"Few, very few attained so great an age as he did with so much comfort to thenselves and their friends, and so much usefuloness. Besides employing himself in some writings which he left unfinished, but enough to show the remaining vigor of his mind, he transacted considerable business as a magistrate till within a week of his death. After he was seized with the violent fever that soon put an end to his life, he could speak but little, but he satisfactorily evinced, that he had those inward consolations and supports, which are the genuine result of that blessed religion which he had so long professed, preached and practiced." (end, Boston Gazette article).
He died May 28, 1777, in his 90th year. He married three times:
1st, Elizabeth Higginson of Salem by whom he had two sons and three daughters.
Benjamin Prescott, the eldest was graduated at Harvard College in 1736 and married in 1741 Rebecca Minott, daughter of the Hon. James Minott, lived in Salem and had eight children.
Rebecca Prescott, the eldest, married the Hon. Roger Sherman of New Haven, CT. Her brothers, James Prescott & Benjamin Prescott also lived there; the former married Rebecca Barrett of Concord.
Henry Prescott who died at New Castle, Sept. 10, 1816, father to Benjamin, Henry and William Pepperell of that town, and George Washington Prescott.
Rev. Benjamin Prescott b. Sept. 16, 1687, grad.
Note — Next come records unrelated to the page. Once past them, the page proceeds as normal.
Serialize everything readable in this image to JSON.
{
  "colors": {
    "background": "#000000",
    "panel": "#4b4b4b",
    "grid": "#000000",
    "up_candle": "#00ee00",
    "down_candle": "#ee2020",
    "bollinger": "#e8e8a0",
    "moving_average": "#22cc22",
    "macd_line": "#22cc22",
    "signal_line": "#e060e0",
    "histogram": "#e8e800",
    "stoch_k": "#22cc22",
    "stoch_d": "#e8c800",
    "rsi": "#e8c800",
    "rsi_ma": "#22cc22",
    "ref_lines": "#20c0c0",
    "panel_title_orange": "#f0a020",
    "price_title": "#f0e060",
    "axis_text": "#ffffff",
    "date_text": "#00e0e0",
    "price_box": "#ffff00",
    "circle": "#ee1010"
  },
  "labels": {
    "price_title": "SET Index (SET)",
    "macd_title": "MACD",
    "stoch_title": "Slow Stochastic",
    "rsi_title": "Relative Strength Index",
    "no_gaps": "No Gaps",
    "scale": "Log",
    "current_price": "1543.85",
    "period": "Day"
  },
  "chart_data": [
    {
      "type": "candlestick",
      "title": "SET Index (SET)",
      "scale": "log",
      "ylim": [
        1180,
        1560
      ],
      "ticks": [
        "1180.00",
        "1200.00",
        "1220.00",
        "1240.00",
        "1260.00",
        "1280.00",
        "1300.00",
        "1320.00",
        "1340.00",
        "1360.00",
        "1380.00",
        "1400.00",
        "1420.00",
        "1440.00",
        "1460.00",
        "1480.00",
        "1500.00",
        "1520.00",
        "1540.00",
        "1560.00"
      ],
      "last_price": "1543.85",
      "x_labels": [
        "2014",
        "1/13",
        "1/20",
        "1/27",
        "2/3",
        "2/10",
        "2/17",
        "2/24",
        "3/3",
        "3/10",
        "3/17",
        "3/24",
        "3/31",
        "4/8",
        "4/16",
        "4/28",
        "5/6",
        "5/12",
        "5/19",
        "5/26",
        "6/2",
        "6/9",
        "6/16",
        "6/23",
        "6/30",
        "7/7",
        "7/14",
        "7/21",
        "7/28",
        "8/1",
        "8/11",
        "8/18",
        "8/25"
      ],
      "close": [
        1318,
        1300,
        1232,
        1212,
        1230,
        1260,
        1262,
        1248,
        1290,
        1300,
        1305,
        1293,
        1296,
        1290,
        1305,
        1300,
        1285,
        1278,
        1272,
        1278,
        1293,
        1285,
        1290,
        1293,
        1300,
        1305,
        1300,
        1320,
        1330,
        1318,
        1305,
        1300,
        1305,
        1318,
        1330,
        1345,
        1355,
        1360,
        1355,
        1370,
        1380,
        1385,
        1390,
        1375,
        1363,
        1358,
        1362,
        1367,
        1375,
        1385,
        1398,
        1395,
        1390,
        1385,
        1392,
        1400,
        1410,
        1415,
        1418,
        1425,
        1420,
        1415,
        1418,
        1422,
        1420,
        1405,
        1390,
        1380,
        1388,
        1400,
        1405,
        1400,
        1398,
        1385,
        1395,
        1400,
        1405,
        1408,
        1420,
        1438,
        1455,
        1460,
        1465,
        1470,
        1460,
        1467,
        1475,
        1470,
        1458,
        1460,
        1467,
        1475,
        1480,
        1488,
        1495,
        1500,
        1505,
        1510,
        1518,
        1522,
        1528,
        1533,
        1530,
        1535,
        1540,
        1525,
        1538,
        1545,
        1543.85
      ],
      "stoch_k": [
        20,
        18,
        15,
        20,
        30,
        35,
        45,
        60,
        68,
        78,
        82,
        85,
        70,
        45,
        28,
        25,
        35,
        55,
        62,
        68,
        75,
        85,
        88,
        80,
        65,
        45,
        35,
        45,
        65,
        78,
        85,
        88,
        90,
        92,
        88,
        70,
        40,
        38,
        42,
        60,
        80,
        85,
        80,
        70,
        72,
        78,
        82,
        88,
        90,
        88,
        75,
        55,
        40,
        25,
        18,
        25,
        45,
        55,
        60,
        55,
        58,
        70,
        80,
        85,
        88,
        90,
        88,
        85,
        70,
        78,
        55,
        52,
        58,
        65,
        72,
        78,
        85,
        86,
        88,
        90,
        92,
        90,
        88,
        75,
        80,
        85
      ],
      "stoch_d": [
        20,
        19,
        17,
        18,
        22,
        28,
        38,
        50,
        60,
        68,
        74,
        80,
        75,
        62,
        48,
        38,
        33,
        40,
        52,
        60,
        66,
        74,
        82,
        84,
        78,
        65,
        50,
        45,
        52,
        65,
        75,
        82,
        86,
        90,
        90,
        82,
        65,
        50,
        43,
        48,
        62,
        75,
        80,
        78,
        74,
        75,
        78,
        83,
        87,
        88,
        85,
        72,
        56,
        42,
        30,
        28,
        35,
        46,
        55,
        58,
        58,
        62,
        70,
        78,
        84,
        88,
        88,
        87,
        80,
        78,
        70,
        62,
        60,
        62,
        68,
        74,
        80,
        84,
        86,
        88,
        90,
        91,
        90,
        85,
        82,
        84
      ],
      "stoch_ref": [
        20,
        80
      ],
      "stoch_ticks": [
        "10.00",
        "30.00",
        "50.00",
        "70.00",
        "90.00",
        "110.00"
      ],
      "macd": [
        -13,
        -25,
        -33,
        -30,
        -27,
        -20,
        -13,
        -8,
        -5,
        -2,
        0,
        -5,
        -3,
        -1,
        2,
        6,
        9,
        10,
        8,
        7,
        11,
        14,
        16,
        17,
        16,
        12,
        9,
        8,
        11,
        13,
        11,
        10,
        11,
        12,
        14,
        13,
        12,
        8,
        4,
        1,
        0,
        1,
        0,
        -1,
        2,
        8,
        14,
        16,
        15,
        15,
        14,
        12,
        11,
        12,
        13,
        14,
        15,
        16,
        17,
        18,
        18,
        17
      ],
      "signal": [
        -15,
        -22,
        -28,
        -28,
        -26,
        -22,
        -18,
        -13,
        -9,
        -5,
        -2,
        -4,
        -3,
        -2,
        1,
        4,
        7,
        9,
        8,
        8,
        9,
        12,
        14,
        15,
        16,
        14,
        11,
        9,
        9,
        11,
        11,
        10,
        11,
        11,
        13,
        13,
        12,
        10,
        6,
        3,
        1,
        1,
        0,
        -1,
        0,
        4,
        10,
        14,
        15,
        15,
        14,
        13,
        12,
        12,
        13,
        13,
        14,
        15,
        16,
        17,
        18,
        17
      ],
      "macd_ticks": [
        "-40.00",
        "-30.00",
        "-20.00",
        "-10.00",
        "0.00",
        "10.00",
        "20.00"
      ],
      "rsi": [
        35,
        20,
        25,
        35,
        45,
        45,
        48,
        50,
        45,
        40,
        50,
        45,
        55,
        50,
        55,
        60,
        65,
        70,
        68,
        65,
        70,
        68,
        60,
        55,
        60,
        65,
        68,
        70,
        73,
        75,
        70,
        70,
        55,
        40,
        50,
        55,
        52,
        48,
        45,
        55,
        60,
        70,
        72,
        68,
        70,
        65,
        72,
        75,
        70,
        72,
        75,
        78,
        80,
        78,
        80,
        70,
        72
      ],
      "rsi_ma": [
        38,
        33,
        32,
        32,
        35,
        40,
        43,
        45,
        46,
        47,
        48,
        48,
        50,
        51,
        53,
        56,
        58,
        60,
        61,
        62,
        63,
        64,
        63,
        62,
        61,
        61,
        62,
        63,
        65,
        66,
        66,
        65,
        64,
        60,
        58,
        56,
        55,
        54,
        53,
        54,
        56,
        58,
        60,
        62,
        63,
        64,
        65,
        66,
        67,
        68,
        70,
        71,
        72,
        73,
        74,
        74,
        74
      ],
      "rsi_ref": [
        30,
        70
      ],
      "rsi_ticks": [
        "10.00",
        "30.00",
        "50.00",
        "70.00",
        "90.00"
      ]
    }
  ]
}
Harvard College in 1709, studied & prepared for the ministry and was ordained over the church of the Second Precinct in Salem, subsequently Danvers and South Danvers, now (1860) the town of Peabody. Ordained Sept 23, 1713, where he officiated with fidelity and sucess for 45 years.
He married for his first wife, Elizabeth Higginson, dau. of John Higginson, Esq., of Salem, Oct 20, 1715. She was born June 28, 1696 and died March 20, 1723.
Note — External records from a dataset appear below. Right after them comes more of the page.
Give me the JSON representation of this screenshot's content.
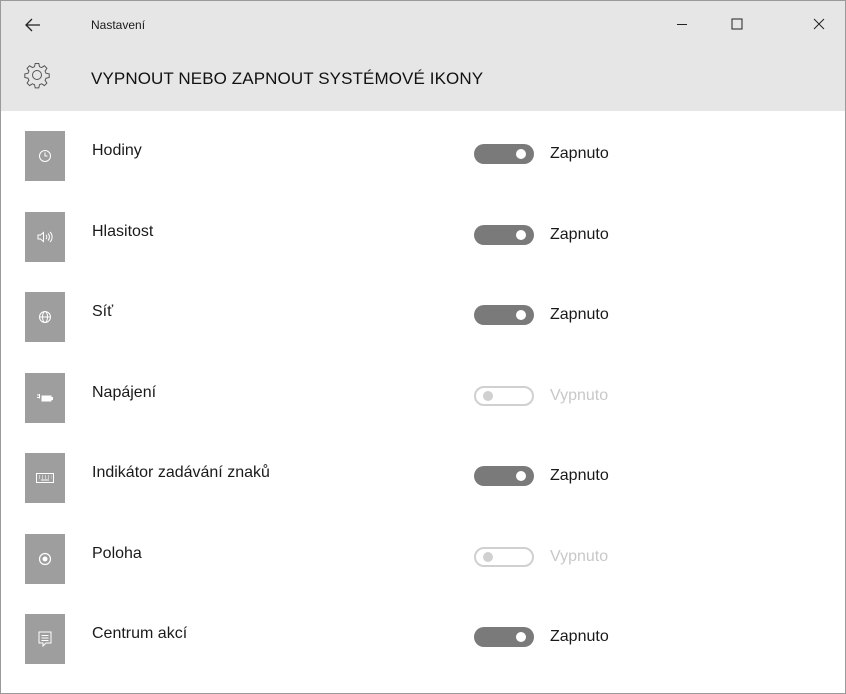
{
  "window": {
    "title": "Nastavení"
  },
  "header": {
    "title": "VYPNOUT NEBO ZAPNOUT SYSTÉMOVÉ IKONY",
    "icon": "gear-icon"
  },
  "items": [
    {
      "label": "Hodiny",
      "icon": "clock-icon",
      "on": true,
      "state": "Zapnuto"
    },
    {
      "label": "Hlasitost",
      "icon": "speaker-icon",
      "on": true,
      "state": "Zapnuto"
    },
    {
      "label": "Síť",
      "icon": "globe-icon",
      "on": true,
      "state": "Zapnuto"
    },
    {
      "label": "Napájení",
      "icon": "battery-icon",
      "on": false,
      "state": "Vypnuto"
    },
    {
      "label": "Indikátor zadávání znaků",
      "icon": "keyboard-icon",
      "on": true,
      "state": "Zapnuto"
    },
    {
      "label": "Poloha",
      "icon": "location-icon",
      "on": false,
      "state": "Vypnuto"
    },
    {
      "label": "Centrum akcí",
      "icon": "action-center-icon",
      "on": true,
      "state": "Zapnuto"
    }
  ],
  "colors": {
    "tile": "#9e9e9e",
    "toggle_on": "#7a7a7a",
    "toggle_off": "#d0d0d0",
    "chrome": "#e6e6e6"
  }
}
Issue of Rev. Benjamin Prescott and Elizabeth Higginson of Salem Village:
Rev. Benjamin Prescott and his 2nd wife, Mercy Gibbs had issue: